Many health insurance company executives agree with patients and hospital executives that insurers should reveal how much they really pay for medical services.
About 83% of consumers, 77% of hospital executives and 60% of insurance company executives say insurers should disclose reimbursement rate for medical services, according to researchers at PNC Financial Services Group Inc., Pittsburgh.
PNC, a company that sells health care administration services to providers and insurers, paid an outside firm to conduct an Internet survey of 1,000 consumers and a telephone survey of 150 hospital executives and 50 health insurance company executives.
Some government officials and health care consultants say health insurers and providers should disclose the discounted rates insurers actually pay providers, not simply the providers’ list prices.
Although some experts have questioned whether consumers care as much about the reimbursement amounts that insurers pay as they do about their own out-of-pocket costs, 58% of participating consumers said knowing what hospitals or doctors charge for treatment and what insurers are paying for the providers’ services would influence where they seek care, PNC researchers report.
About 79% of the participating consumers said they would like to see an itemization of the portion of their health care bills that goes to administration rather than to clinical care, researchers said.
Hospital executives said 96% of all claims must be submitted more than once.
Executives at hospitals with electronic billing systems said they had to resubmit the average claim at least twice to get paid.
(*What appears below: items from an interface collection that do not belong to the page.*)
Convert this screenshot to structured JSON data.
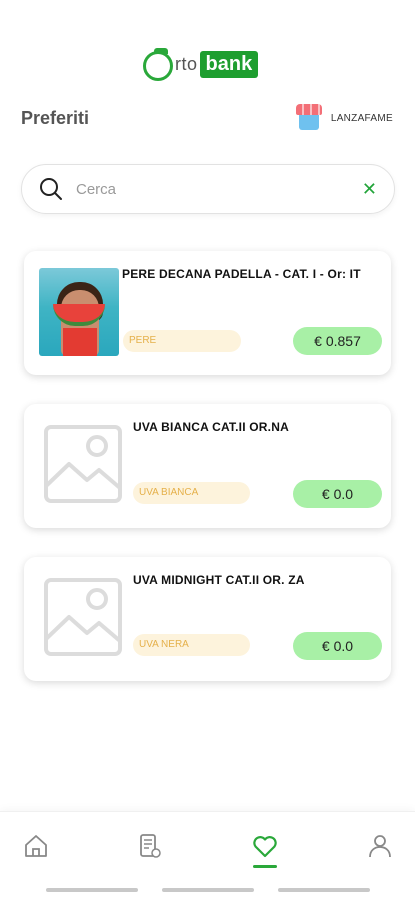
{
  "app": {
    "logo_prefix": "rto",
    "logo_word": "bank",
    "accent_color": "#2aa83a"
  },
  "header": {
    "title": "Preferiti",
    "store_name": "LANZAFAME",
    "store_icon": "store-icon"
  },
  "search": {
    "placeholder": "Cerca",
    "value": "",
    "clear_label": "✕"
  },
  "favorites": [
    {
      "name": "PERE DECANA PADELLA - CAT. I - Or: IT",
      "category": "PERE",
      "price": "€ 0.857",
      "image": "product-photo"
    },
    {
      "name": "UVA BIANCA CAT.II OR.NA",
      "category": "UVA BIANCA",
      "price": "€ 0.0",
      "image": "image-placeholder-icon"
    },
    {
      "name": "UVA MIDNIGHT CAT.II OR. ZA",
      "category": "UVA NERA",
      "price": "€ 0.0",
      "image": "image-placeholder-icon"
    }
  ],
  "bottom_nav": {
    "items": [
      "home-icon",
      "orders-icon",
      "heart-icon",
      "user-icon"
    ],
    "active": "heart-icon"
  }
}
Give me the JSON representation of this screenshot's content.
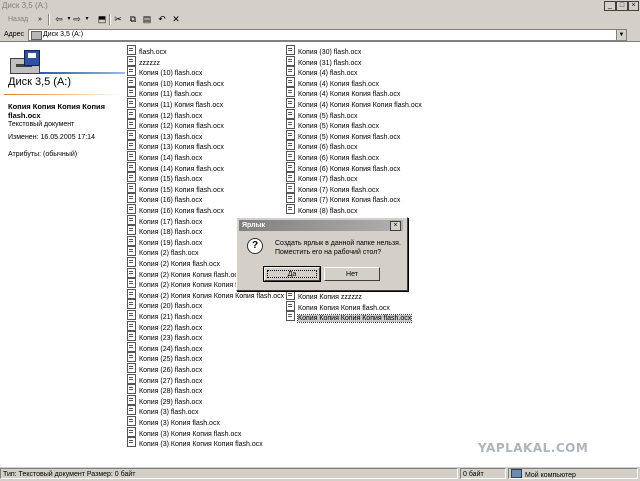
{
  "window": {
    "title": "Диск 3,5 (A:)"
  },
  "toolbar": {
    "back_label": "Назад",
    "chevron": "»"
  },
  "address": {
    "label": "Адрес",
    "value": "Диск 3,5 (A:)"
  },
  "left_pane": {
    "drive_title": "Диск 3,5 (A:)",
    "selected_name": "Копия Копия Копия Копия flash.ocx",
    "selected_type": "Текстовый документ",
    "modified": "Изменен: 16.05.2005 17:14",
    "attributes": "Атрибуты: (обычный)"
  },
  "files_col1": [
    "flash.ocx",
    "zzzzzz",
    "Копия (10) flash.ocx",
    "Копия (10) Копия flash.ocx",
    "Копия (11) flash.ocx",
    "Копия (11) Копия flash.ocx",
    "Копия (12) flash.ocx",
    "Копия (12) Копия flash.ocx",
    "Копия (13) flash.ocx",
    "Копия (13) Копия flash.ocx",
    "Копия (14) flash.ocx",
    "Копия (14) Копия flash.ocx",
    "Копия (15) flash.ocx",
    "Копия (15) Копия flash.ocx",
    "Копия (16) flash.ocx",
    "Копия (16) Копия flash.ocx",
    "Копия (17) flash.ocx",
    "Копия (18) flash.ocx",
    "Копия (19) flash.ocx",
    "Копия (2) flash.ocx",
    "Копия (2) Копия flash.ocx",
    "Копия (2) Копия Копия flash.ocx",
    "Копия (2) Копия Копия Копия flash.ocx",
    "Копия (2) Копия Копия Копия Копия flash.ocx",
    "Копия (20) flash.ocx",
    "Копия (21) flash.ocx",
    "Копия (22) flash.ocx",
    "Копия (23) flash.ocx",
    "Копия (24) flash.ocx",
    "Копия (25) flash.ocx",
    "Копия (26) flash.ocx",
    "Копия (27) flash.ocx",
    "Копия (28) flash.ocx",
    "Копия (29) flash.ocx",
    "Копия (3) flash.ocx",
    "Копия (3) Копия flash.ocx",
    "Копия (3) Копия Копия flash.ocx",
    "Копия (3) Копия Копия Копия flash.ocx"
  ],
  "files_col2_top": [
    "Копия (30) flash.ocx",
    "Копия (31) flash.ocx",
    "Копия (4) flash.ocx",
    "Копия (4) Копия flash.ocx",
    "Копия (4) Копия Копия flash.ocx",
    "Копия (4) Копия Копия Копия flash.ocx",
    "Копия (5) flash.ocx",
    "Копия (5) Копия flash.ocx",
    "Копия (5) Копия Копия flash.ocx",
    "Копия (6) flash.ocx",
    "Копия (6) Копия flash.ocx",
    "Копия (6) Копия Копия flash.ocx",
    "Копия (7) flash.ocx",
    "Копия (7) Копия flash.ocx",
    "Копия (7) Копия Копия flash.ocx",
    "Копия (8) flash.ocx"
  ],
  "files_col2_bottom": [
    "Копия Копия zzzzzz",
    "Копия Копия Копия flash.ocx",
    "Копия Копия Копия Копия flash.ocx"
  ],
  "dialog": {
    "title": "Ярлык",
    "message": "Создать ярлык в данной папке нельзя. Поместить его на рабочий стол?",
    "yes": "Да",
    "no": "Нет",
    "close": "×"
  },
  "status": {
    "info": "Тип: Текстовый документ Размер: 0 байт",
    "size": "0 байт",
    "zone": "Мой компьютер"
  },
  "watermark": "YAPLAKAL.COM"
}
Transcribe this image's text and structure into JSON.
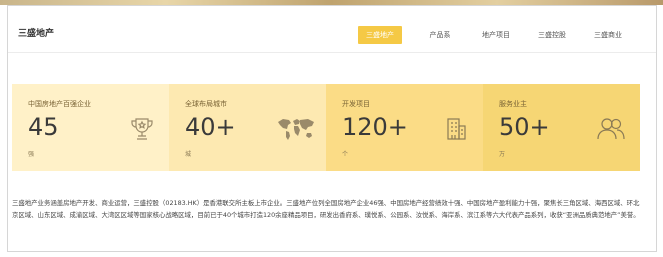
{
  "header": {
    "brand": "三盛地产",
    "nav": [
      "三盛地产",
      "产品系",
      "地产项目",
      "三盛控股",
      "三盛商业"
    ]
  },
  "stats": [
    {
      "label": "中国房地产百强企业",
      "value": "45",
      "unit": "强",
      "icon": "trophy-icon"
    },
    {
      "label": "全球布局城市",
      "value": "40+",
      "unit": "城",
      "icon": "world-map-icon"
    },
    {
      "label": "开发项目",
      "value": "120+",
      "unit": "个",
      "icon": "building-icon"
    },
    {
      "label": "服务业主",
      "value": "50+",
      "unit": "万",
      "icon": "users-icon"
    }
  ],
  "description": "三盛地产业务涵盖房地产开发、商业运营，三盛控股（02183.HK）是香港联交所主板上市企业。三盛地产位列全国房地产企业46强、中国房地产经营绩效十强、中国房地产盈利能力十强，聚焦长三角区域、海西区域、环北京区域、山东区域、成渝区域、大湾区区域等国家核心战略区域，目前已于40个城市打造120余座精品项目，研发出香府系、璞悦系、公园系、汝悦系、海岸系、滨江系等六大代表产品系列，收获“亚洲品质典范地产”美誉。",
  "colors": {
    "accent": "#f5c945",
    "card1": "#fff1c8",
    "card2": "#fde9b1",
    "card3": "#fbdc86",
    "card4": "#f6d674"
  }
}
Executives at hospitals without electronic billing or claims submission systems said they resubmit typical claims about 11 times or more, researchers report.